Required work -
Your output should be the whole listing, identical to the original.

Source data -
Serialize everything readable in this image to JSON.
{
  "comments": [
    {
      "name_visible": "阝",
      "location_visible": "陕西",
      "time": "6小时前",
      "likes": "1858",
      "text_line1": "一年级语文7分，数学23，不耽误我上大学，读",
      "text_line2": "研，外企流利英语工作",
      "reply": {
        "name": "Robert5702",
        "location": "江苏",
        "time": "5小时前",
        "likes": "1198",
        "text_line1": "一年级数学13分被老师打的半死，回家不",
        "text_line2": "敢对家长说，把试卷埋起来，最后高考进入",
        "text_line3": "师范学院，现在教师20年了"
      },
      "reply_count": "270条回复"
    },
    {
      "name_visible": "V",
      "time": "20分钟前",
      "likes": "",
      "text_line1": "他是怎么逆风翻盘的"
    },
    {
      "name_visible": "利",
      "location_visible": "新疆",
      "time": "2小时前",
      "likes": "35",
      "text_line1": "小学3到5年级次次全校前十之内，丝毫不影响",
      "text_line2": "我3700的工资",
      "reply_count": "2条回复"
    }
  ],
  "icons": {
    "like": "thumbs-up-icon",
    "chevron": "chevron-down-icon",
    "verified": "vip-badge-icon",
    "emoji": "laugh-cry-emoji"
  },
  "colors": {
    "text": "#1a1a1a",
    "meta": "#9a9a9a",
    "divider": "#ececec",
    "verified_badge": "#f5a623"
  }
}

Worked solution -
Serialize everything readable in this image to JSON.
{
  "comments": [
    {
      "name_visible": "阝",
      "location_visible": "陕西",
      "time": "6小时前",
      "likes": "1858",
      "text_line1": "一年级语文7分，数学23，不耽误我上大学，读",
      "text_line2": "研，外企流利英语工作",
      "reply": {
        "name": "Robert5702",
        "location": "江苏",
        "time": "5小时前",
        "likes": "1198",
        "text_line1": "一年级数学13分被老师打的半死，回家不",
        "text_line2": "敢对家长说，把试卷埋起来，最后高考进入",
        "text_line3": "师范学院，现在教师20年了"
      },
      "reply_count": "270条回复"
    },
    {
      "name_visible": "V",
      "time": "20分钟前",
      "likes": "",
      "text_line1": "他是怎么逆风翻盘的"
    },
    {
      "name_visible": "利",
      "location_visible": "新疆",
      "time": "2小时前",
      "likes": "35",
      "text_line1": "小学3到5年级次次全校前十之内，丝毫不影响",
      "text_line2": "我3700的工资",
      "reply_count": "2条回复"
    }
  ],
  "icons": {
    "like": "thumbs-up-icon",
    "chevron": "chevron-down-icon",
    "verified": "vip-badge-icon",
    "emoji": "laugh-cry-emoji"
  },
  "colors": {
    "text": "#1a1a1a",
    "meta": "#9a9a9a",
    "divider": "#ececec",
    "verified_badge": "#f5a623"
  }
}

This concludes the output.